Legislation in this area has clarified and added to the requirements for qualifying for the safe haven. The new rule clarifications include:
- • Employers who seek to rely on a prior audit must show that the audit upon which it relies specifically examined the issue of the classification of a worker with a substantially similar position,
- • To prove that a "significant segment" of an industry treats a certain kind of worker as independent contractors requires a showing of no less than 10%, but perhaps not quite 25%, of an industry engaging in such practice,
- • 10 years will usually be enough for a practice to be considered “long standing,” though it may be fewer years depending upon the particular facts and circumstances. (In practice this clarifications serves mostly to encourage new industries to take advantage of the safe haven rule relief,
- • For audits beginning after 1996, IRS employees must, at the beginning of an audit involving worker classification issues, provide the business with written notice of the safe haven provisions, and
- • Once established that a business had a “reasonable basis” not to treat a worker as an employee under the safe haven rule, the burden of proof shifts to the IRS as to the treatment of that worker, for purposes of the safe haven rule.
Don’t Qualify? Don’t Panic. The Voluntary Classification Settlement Program
If you don't satisfy the provisions of the safe haven rule, but you suspect you’ve improperly classified employees, there are still options available to protect your interests.

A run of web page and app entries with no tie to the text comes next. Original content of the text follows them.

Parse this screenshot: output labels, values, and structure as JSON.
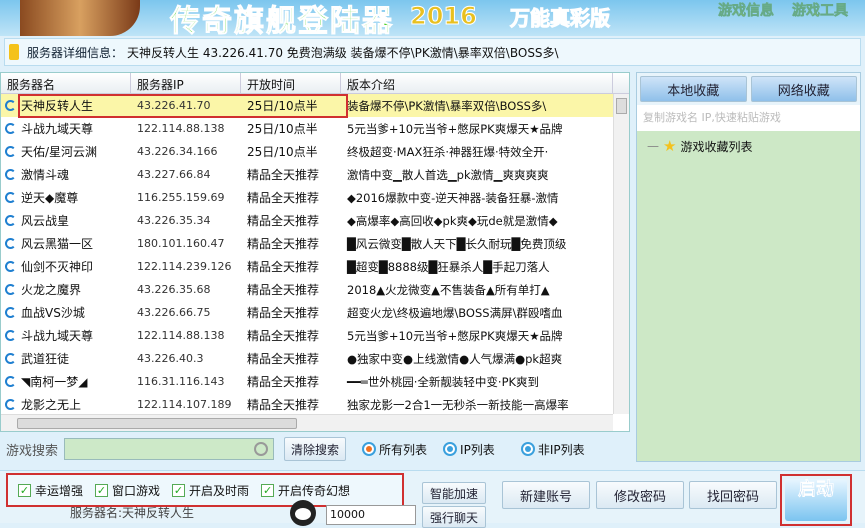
{
  "header": {
    "title": "传奇旗舰登陆器",
    "year": "2016",
    "edition": "万能真彩版",
    "links": [
      "游戏信息",
      "游戏工具"
    ]
  },
  "info": {
    "label": "服务器详细信息：",
    "value": "天神反转人生 43.226.41.70 免费泡满级 装备爆不停\\PK激情\\暴率双倍\\BOSS多\\"
  },
  "table": {
    "columns": [
      "服务器名",
      "服务器IP",
      "开放时间",
      "版本介绍"
    ],
    "rows": [
      {
        "name": "天神反转人生",
        "ip": "43.226.41.70",
        "time": "25日/10点半",
        "desc": "装备爆不停\\PK激情\\暴率双倍\\BOSS多\\",
        "selected": true
      },
      {
        "name": "斗战九域天尊",
        "ip": "122.114.88.138",
        "time": "25日/10点半",
        "desc": "5元当爹+10元当爷+憋尿PK爽爆天★品牌"
      },
      {
        "name": "天佑/星河云渊",
        "ip": "43.226.34.166",
        "time": "25日/10点半",
        "desc": "终极超变·MAX狂杀·神器狂爆·特效全开·"
      },
      {
        "name": "激情斗魂",
        "ip": "43.227.66.84",
        "time": "精品全天推荐",
        "desc": "激情中变▁散人首选▁pk激情▁爽爽爽爽"
      },
      {
        "name": "逆天◆魔尊",
        "ip": "116.255.159.69",
        "time": "精品全天推荐",
        "desc": "◆2016爆款中变-逆天神器-装备狂暴-激情"
      },
      {
        "name": "风云战皇",
        "ip": "43.226.35.34",
        "time": "精品全天推荐",
        "desc": "◆高爆率◆高回收◆pk爽◆玩de就是激情◆"
      },
      {
        "name": "风云黑猫一区",
        "ip": "180.101.160.47",
        "time": "精品全天推荐",
        "desc": "█风云微变█散人天下█长久耐玩█免费顶级"
      },
      {
        "name": "仙剑不灭神印",
        "ip": "122.114.239.126",
        "time": "精品全天推荐",
        "desc": "█超变█8888级█狂暴杀人█手起刀落人"
      },
      {
        "name": "火龙之魔界",
        "ip": "43.226.35.68",
        "time": "精品全天推荐",
        "desc": "2018▲火龙微变▲不售装备▲所有单打▲"
      },
      {
        "name": "血战VS沙城",
        "ip": "43.226.66.75",
        "time": "精品全天推荐",
        "desc": "超变火龙\\终极遍地爆\\BOSS满屏\\群殴嗜血"
      },
      {
        "name": "斗战九域天尊",
        "ip": "122.114.88.138",
        "time": "精品全天推荐",
        "desc": "5元当爹+10元当爷+憋尿PK爽爆天★品牌"
      },
      {
        "name": "武道狂徒",
        "ip": "43.226.40.3",
        "time": "精品全天推荐",
        "desc": "●独家中变●上线激情●人气爆满●pk超爽"
      },
      {
        "name": "◥南柯一梦◢",
        "ip": "116.31.116.143",
        "time": "精品全天推荐",
        "desc": "━━═世外桃园·全新靓装轻中变·PK爽到"
      },
      {
        "name": "龙影之无上",
        "ip": "122.114.107.189",
        "time": "精品全天推荐",
        "desc": "独家龙影一2合1一无秒杀一新技能一高爆率"
      }
    ]
  },
  "search": {
    "label": "游戏搜索",
    "value": "",
    "clear": "清除搜索",
    "radios": [
      {
        "label": "所有列表",
        "checked": true
      },
      {
        "label": "IP列表",
        "checked": false
      },
      {
        "label": "非IP列表",
        "checked": false
      }
    ]
  },
  "favorites": {
    "tabs": [
      "本地收藏",
      "网络收藏"
    ],
    "placeholder": "复制游戏名 IP,快速粘贴游戏",
    "tree_root": "游戏收藏列表"
  },
  "options": {
    "checkboxes": [
      {
        "label": "幸运增强",
        "checked": true
      },
      {
        "label": "窗口游戏",
        "checked": true
      },
      {
        "label": "开启及时雨",
        "checked": true
      },
      {
        "label": "开启传奇幻想",
        "checked": true
      }
    ],
    "server_name": "服务器名:天神反转人生",
    "qq": "10000"
  },
  "actions": {
    "accelerate": "智能加速",
    "chat": "强行聊天",
    "new_account": "新建账号",
    "change_password": "修改密码",
    "recover_password": "找回密码",
    "start": "启动"
  },
  "colors": {
    "highlight": "#d03030",
    "selected_row": "#fbf6a8",
    "favorites_bg": "#cde8c6"
  }
}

Business which are not currently involved in an IRS audit or lawsuit, or other challenge may take advantage of the Voluntary Classification Settlement Program (VCSP). This program allows eligible companies to prospectively reclassify independent contractors as employees with no audit exposure and minimal liability for past taxes. To participate in this new voluntary program, the taxpayer must meet certain eligibility requirements, apply to participate in the VCSP by filing Form 8952, Application for Voluntary Classification Settlement Program, enter into a closing agreement with the IRS, and agree to appropriately treat workers as employees in the future.
Also available to businesses who are struggling to determine how to properly classify an individual is Form SS-8. Form SS-8, Determination of Worker Status for Purposes of Federal Employment Taxes and Income Tax Withholding (PDF) can be filed with the IRS, by either the business or the worker. The IRS will review the facts and circumstances and officially determine the worker’s status.

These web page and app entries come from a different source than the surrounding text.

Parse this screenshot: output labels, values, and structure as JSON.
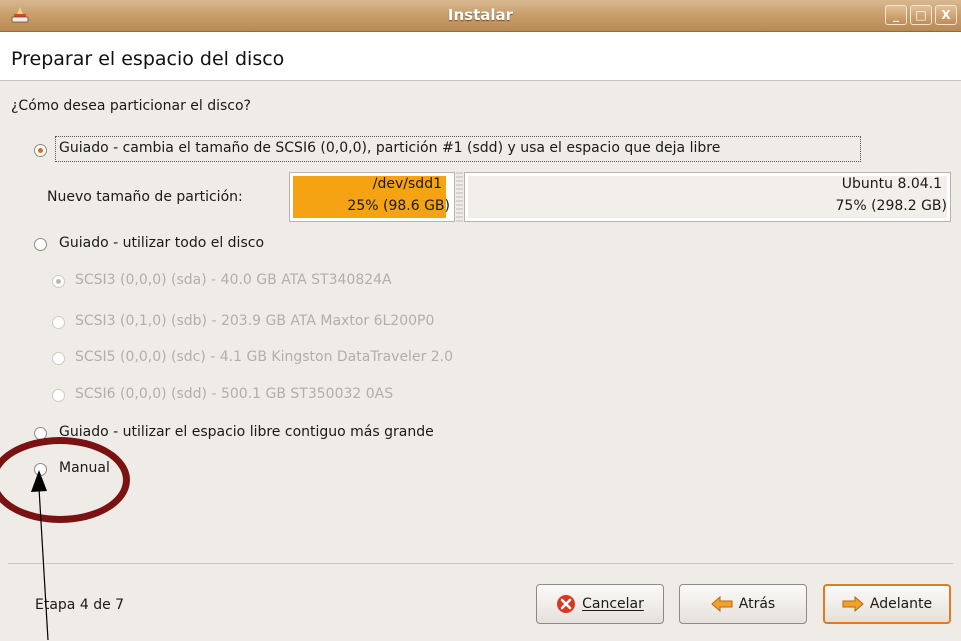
{
  "window": {
    "title": "Instalar",
    "controls": [
      "_",
      "□",
      "X"
    ]
  },
  "header": {
    "title": "Preparar el espacio del disco"
  },
  "question": "¿Cómo desea particionar el disco?",
  "options": [
    {
      "label": "Guiado - cambia el tamaño de SCSI6 (0,0,0), partición #1 (sdd) y usa el espacio que deja libre",
      "selected": true
    },
    {
      "label": "Guiado - utilizar todo el disco",
      "selected": false
    },
    {
      "label": "Guiado - utilizar el espacio libre contiguo más grande",
      "selected": false
    },
    {
      "label": "Manual",
      "selected": false
    }
  ],
  "resize": {
    "label": "Nuevo tamaño de partición:",
    "left": {
      "name": "/dev/sdd1",
      "usage": "25% (98.6 GB)",
      "fraction": 0.25,
      "color": "#f6a313"
    },
    "right": {
      "name": "Ubuntu 8.04.1",
      "usage": "75% (298.2 GB)",
      "fraction": 0.75
    }
  },
  "disks": [
    {
      "label": "SCSI3 (0,0,0) (sda) - 40.0 GB ATA ST340824A",
      "selected": true,
      "enabled": false
    },
    {
      "label": "SCSI3 (0,1,0) (sdb) - 203.9 GB ATA Maxtor 6L200P0",
      "selected": false,
      "enabled": false
    },
    {
      "label": "SCSI5 (0,0,0) (sdc) - 4.1 GB Kingston DataTraveler 2.0",
      "selected": false,
      "enabled": false
    },
    {
      "label": "SCSI6 (0,0,0) (sdd) - 500.1 GB ST350032 0AS",
      "selected": false,
      "enabled": false
    }
  ],
  "footer": {
    "step": "Etapa 4 de 7",
    "cancel": "Cancelar",
    "back": "Atrás",
    "forward": "Adelante"
  },
  "colors": {
    "titlebar": "#c99f6c",
    "accent": "#e06a1b",
    "annotation": "#7a1212"
  }
}
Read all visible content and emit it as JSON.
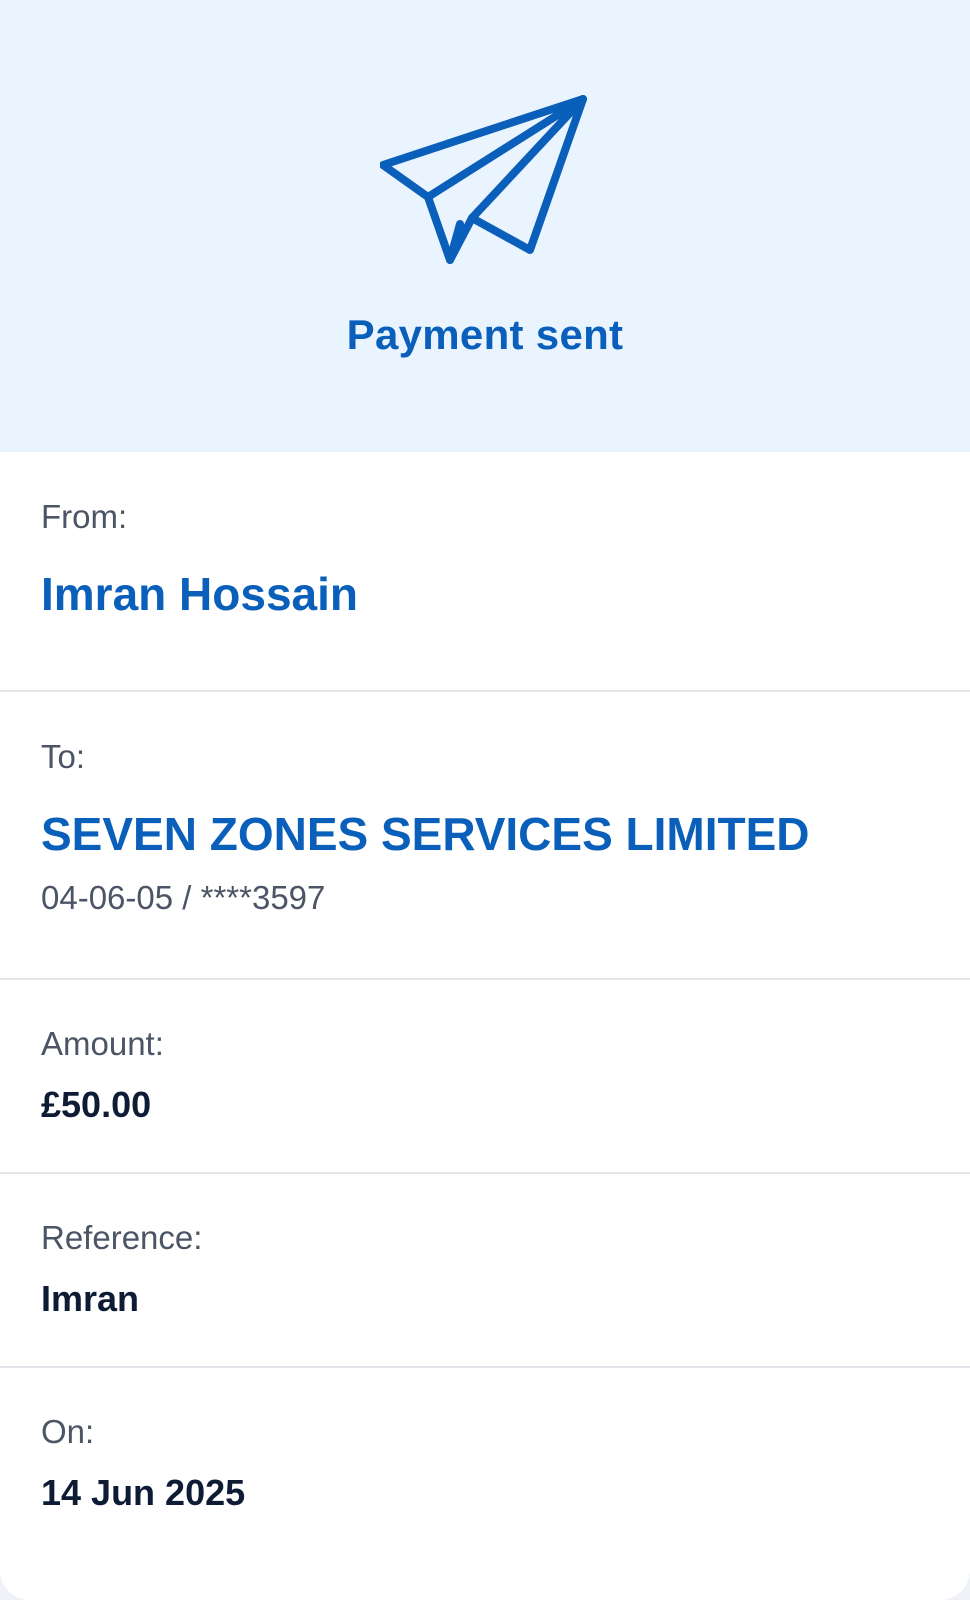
{
  "header": {
    "icon": "paper-plane-icon",
    "title": "Payment sent",
    "accent_color": "#0a5fba",
    "background_color": "#eaf4fe"
  },
  "from": {
    "label": "From:",
    "name": "Imran Hossain"
  },
  "to": {
    "label": "To:",
    "name": "SEVEN ZONES SERVICES LIMITED",
    "account": "04-06-05 / ****3597"
  },
  "amount": {
    "label": "Amount:",
    "value": "£50.00"
  },
  "reference": {
    "label": "Reference:",
    "value": "Imran"
  },
  "date": {
    "label": "On:",
    "value": "14 Jun 2025"
  }
}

Don’t Delay, Consult The Tax Lawyer
The IRS considers improper classification of an employee as an independent contractor to be an area of significant noncompliance. Small business owners, often lacking the resources to implement internal control systems and safeguards, can be especially vulnerable to prosecution under the TFRA. The US Tax Code is one of the most complicated that has ever existed. Even the most honest, competent, and diligent of employees face countless opportunities to run afoul of the IRS. It is crucial to have proper guidance by an experienced tax attorney in making key business decisions.

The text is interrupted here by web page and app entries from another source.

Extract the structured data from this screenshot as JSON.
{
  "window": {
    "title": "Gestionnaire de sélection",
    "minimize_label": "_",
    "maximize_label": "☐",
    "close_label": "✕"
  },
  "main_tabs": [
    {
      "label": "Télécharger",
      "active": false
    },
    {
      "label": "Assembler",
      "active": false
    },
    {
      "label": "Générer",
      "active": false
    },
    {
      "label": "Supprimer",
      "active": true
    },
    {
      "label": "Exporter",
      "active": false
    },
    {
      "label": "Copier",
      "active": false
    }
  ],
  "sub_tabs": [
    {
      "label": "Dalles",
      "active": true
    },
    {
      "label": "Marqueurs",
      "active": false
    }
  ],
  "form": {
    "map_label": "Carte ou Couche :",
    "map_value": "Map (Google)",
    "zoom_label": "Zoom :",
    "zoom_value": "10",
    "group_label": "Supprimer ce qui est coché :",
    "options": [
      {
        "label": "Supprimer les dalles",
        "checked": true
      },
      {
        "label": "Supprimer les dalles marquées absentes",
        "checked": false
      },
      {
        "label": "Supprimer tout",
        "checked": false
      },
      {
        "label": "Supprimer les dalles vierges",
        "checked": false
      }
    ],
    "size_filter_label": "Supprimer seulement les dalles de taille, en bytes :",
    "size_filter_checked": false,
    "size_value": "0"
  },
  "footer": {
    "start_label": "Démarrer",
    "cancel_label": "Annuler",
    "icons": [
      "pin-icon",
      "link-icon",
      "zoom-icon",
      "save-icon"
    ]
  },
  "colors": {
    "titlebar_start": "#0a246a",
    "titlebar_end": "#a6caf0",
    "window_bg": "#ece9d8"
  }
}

If you are undergoing an IRS audit involving worker classification issues, or anticipate that an audit may be on the horizon, it is wise to retain experienced legal counsel and take great caution in how you respond to the IRS. William D Hartsock has been successfully helping clients resolve business tax issues and payroll tax matters since the early 1980's. Mr. Hartsock offers free consultations with the full benefit and protections of attorney client privilege to help people clearly understand their situation and options based on the circumstances of their case. To schedule your free consultation simply fill out the contact form found on this page, or call (858)481-4844.